    A crowd of nearly 500 muddy spectators spent Saturday cheering in the warm sunshine as trucks kicked up mud and dirt at the annual Mud Bog at the Waddy Ruritan Club.

    Ruritan member Rod Willard said he believes this was the fourth year the organization has hosted the event and, said it is the club’s largest fundraiser.

    Willard explained the funds raised benefit various causes.

  • Officials begin informal talks on interlocal agreement

    Next year, Shelby County’s three governmental bodies will face the question of whether or not to renew an interlocal agreement made twenty years ago.
    Simpsonville City Manager David Easton, who was mayor of Shelbyville at that time, said the reason the move was made was two-fold.

  • County budget proposed is up $1 million

    In his budget address to the Shelby County Shelby County Judge-Executive Rob Rothenburger proposed a budget of $1 million dollars more last year’s.

    The 2015-16 county budget he proposed is $20,823,000 compared to the 2014-15 budget of $19.7 million.

  • Officials prepare for a quiet Election Day

    As the May 19 Primary Election edges closer, officials say they believe the voter turnout will be slim this year, at least as far as the Democratic Party is concerned.

    “The Democrats don’t have much of a ballot at all. I think the Republicans will turn out, but I don’t see a big turn out for the Democrats,” Shelby County Clerk Sue Carol Perry said.

    “But usually on the primaries we’ll only have like thirty percent or twenty percent turnout.”

  • A blooming source of learning

    Clear Creek Elementary students are now saving the Monarch butterfly species one caterpillar at a time thanks to a collaborative effort from teachers, students and Shelby County Master Gardeners with funding provided by the Shelby County Soil Conservation Board.

    The master gardeners worked with students and teachers to install a new butterfly garden on Tuesday, and now students throughout the school are conserving, observing and maintaining the garden.

  • Digging up the past

    I

    f you look back far enough in your genealogy just about anyone can find a link to royalty, Historian Don Matson said, and royalty is just what he found when he researched his fifth great-grandfather, Oliver Mills Robertson.

    At the Beech Creek Baptist Church Cemetery in Waddy a small stone marker and a flag sits outside the fence to indicate a burial site, but the metal sign in front marks an astonishing lineage that took Matson a half of a century to uncover.
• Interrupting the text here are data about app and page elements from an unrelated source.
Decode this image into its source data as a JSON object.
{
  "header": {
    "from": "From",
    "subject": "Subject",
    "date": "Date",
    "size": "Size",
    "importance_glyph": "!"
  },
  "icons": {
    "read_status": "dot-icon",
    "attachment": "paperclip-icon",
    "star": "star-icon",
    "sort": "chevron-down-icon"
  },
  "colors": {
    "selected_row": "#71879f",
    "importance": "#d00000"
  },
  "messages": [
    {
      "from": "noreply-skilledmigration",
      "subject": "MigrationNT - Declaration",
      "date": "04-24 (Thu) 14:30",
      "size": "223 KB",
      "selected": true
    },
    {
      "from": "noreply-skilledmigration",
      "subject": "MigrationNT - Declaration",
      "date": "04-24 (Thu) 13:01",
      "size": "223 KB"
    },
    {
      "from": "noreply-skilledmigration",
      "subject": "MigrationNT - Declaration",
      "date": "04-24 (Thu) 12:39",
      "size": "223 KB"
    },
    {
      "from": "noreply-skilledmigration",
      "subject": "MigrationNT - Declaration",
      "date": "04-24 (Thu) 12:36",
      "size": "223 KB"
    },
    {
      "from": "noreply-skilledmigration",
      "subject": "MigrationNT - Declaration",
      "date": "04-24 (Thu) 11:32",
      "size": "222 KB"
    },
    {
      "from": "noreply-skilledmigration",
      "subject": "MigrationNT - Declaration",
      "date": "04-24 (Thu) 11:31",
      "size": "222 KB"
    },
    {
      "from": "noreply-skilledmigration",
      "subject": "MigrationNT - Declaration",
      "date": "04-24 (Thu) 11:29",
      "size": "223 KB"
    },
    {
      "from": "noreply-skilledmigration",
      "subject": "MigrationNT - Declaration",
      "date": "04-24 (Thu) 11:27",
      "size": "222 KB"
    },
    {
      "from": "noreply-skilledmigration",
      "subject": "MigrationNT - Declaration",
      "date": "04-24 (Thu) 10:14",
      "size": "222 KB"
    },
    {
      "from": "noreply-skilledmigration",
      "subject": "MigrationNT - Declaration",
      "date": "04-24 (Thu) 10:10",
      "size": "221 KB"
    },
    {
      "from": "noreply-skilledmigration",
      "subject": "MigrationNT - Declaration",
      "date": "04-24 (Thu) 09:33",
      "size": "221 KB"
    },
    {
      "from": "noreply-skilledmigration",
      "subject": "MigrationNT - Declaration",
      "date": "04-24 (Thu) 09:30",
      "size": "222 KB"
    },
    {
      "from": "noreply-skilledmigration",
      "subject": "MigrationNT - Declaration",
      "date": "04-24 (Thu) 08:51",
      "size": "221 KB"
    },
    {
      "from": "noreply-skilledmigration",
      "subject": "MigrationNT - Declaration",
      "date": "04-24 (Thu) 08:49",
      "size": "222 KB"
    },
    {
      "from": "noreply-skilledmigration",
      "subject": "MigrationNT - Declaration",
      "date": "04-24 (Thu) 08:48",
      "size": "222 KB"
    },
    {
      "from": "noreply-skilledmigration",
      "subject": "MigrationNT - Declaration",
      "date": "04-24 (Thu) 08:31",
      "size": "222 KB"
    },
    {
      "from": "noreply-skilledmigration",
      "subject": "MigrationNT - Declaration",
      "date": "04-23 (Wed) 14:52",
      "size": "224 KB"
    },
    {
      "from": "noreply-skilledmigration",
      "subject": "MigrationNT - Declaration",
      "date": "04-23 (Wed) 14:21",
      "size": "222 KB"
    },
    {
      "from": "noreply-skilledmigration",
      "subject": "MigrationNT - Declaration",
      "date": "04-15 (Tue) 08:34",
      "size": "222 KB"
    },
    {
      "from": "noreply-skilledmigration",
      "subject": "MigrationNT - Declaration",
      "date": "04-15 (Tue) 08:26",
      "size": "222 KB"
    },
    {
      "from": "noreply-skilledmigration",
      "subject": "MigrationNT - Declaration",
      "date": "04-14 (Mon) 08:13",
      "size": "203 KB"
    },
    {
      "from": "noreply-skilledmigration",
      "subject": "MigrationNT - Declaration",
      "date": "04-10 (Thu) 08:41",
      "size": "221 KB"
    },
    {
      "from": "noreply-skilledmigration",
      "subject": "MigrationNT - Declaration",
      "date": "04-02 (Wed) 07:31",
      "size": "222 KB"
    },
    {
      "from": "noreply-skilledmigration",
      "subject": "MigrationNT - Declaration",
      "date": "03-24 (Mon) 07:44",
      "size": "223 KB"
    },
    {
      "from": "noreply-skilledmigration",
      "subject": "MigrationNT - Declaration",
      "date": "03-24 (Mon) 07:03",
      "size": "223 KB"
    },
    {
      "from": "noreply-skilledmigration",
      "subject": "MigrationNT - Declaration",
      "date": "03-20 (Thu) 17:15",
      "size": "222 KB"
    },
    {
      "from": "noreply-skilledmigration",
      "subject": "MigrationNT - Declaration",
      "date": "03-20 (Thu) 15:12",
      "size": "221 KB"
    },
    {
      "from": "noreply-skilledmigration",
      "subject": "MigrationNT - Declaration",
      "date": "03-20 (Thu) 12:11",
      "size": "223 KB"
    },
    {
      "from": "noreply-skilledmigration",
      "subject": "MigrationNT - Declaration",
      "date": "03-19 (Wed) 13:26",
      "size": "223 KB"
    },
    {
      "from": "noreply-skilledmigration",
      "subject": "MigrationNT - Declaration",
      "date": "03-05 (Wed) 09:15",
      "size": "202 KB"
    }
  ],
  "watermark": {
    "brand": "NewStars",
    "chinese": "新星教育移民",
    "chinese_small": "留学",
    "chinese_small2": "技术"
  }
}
  • Lawsuit filed against parks in child injury

    A lawsuit filed in Shelby Circuit Court on April 29 alleges that a five-year old child was partially blinded due to neglect by park staff.

    The suit was filed by Dominic McKinley, mother of Deryck D. Huelett III, and names Shelby County Parks and Recreation, Shelby County Fiscal Court and the City of Shelbyville in the suit.

    The suit says that the Huelett was blinded in a game of gym hockey that he participated in during an after school program in September 2005 and was hit in the eye with a hockey puck.

  • Shelbyville woman is champion for vets

    LuWanda Knuckles of Shelbyville is paving the way for a new program for Kentucky’s female veterans.

    “I’m so excited,” she said.

    “The Kentucky Department of Veterans Affairs [KDVA] created its first women veterans coordinator position to address the specific needs of Kentucky’s 33,000 women veterans,” said the department’s public information officer, Lisa Aug.

  • Comer gives updates on hemp projects

    Agriculture Commissioner James Comer’s press conference to update industrial hemp projects was a big draw on Tuesday, just not for reasons Comer had expected.

  • Finchville cemetery all cleaned up

    A matter that arose in early April about neglect of an abandoned cemetery in Finchville has now been rectified, said cemetery preservation officials.

    Paula Mitchell, president of the Shelby County Cemetery Preservation Board, said writing a letter to the owner of the property where the small cemetery sits, she is now pleased with the condition of the cemetery and finds it acceptable.

    “When we went out there to talk to him, it was pristine, it was clean; everything was where it was supposed to be,” she said.